## [The task]
Go through the listing below and work out how many lines hold "India"; reply with the figure alone.

## [Records supplied]
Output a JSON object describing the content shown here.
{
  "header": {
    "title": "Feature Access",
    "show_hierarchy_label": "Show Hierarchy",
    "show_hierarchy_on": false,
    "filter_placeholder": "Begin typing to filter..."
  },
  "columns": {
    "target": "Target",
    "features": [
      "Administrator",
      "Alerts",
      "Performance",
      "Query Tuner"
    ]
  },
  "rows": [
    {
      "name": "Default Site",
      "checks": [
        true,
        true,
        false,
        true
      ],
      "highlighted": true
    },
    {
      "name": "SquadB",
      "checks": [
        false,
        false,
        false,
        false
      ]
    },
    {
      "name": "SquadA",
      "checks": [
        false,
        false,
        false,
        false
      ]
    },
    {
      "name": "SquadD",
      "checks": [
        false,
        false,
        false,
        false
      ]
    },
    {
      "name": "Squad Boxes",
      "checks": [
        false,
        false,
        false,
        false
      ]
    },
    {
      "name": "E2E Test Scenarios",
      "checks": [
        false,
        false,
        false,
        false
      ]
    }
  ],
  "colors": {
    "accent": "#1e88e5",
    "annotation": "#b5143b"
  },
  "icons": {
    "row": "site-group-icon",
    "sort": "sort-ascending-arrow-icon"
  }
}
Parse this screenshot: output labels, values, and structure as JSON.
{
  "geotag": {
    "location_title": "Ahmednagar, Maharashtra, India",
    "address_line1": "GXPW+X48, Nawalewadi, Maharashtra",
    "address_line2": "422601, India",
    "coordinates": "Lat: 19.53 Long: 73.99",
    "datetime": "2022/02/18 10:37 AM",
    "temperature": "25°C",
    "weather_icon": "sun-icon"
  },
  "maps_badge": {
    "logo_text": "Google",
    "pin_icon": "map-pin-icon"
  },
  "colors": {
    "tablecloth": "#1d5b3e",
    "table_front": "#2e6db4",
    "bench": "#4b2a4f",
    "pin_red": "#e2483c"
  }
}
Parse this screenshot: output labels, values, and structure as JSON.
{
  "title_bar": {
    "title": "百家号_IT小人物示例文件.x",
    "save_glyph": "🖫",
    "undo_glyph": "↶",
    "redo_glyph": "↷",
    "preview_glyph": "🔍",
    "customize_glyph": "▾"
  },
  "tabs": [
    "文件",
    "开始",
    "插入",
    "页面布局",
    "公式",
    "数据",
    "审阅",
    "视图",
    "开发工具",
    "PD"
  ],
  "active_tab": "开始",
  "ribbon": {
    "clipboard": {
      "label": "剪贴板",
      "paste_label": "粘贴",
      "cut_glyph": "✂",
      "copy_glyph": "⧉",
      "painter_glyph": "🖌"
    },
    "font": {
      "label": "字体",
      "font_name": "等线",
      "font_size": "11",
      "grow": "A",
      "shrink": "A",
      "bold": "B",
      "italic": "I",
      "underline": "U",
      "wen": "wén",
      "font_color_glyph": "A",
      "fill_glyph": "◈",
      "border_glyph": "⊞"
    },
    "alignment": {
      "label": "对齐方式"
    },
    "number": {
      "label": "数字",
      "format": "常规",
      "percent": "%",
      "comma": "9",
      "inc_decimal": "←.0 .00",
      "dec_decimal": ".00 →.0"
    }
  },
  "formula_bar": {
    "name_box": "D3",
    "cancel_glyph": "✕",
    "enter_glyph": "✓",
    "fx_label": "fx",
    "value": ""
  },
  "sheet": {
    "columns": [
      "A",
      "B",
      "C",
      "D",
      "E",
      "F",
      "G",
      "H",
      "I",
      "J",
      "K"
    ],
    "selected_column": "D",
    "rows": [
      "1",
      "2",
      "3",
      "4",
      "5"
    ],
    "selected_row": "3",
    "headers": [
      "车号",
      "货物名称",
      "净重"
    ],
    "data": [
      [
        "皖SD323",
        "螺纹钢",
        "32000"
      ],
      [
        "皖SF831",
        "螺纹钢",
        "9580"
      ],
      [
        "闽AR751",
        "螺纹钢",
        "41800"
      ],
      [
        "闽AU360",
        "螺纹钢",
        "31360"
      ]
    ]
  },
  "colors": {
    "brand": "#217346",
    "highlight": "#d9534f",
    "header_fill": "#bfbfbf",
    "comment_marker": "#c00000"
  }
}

## [Your response]
2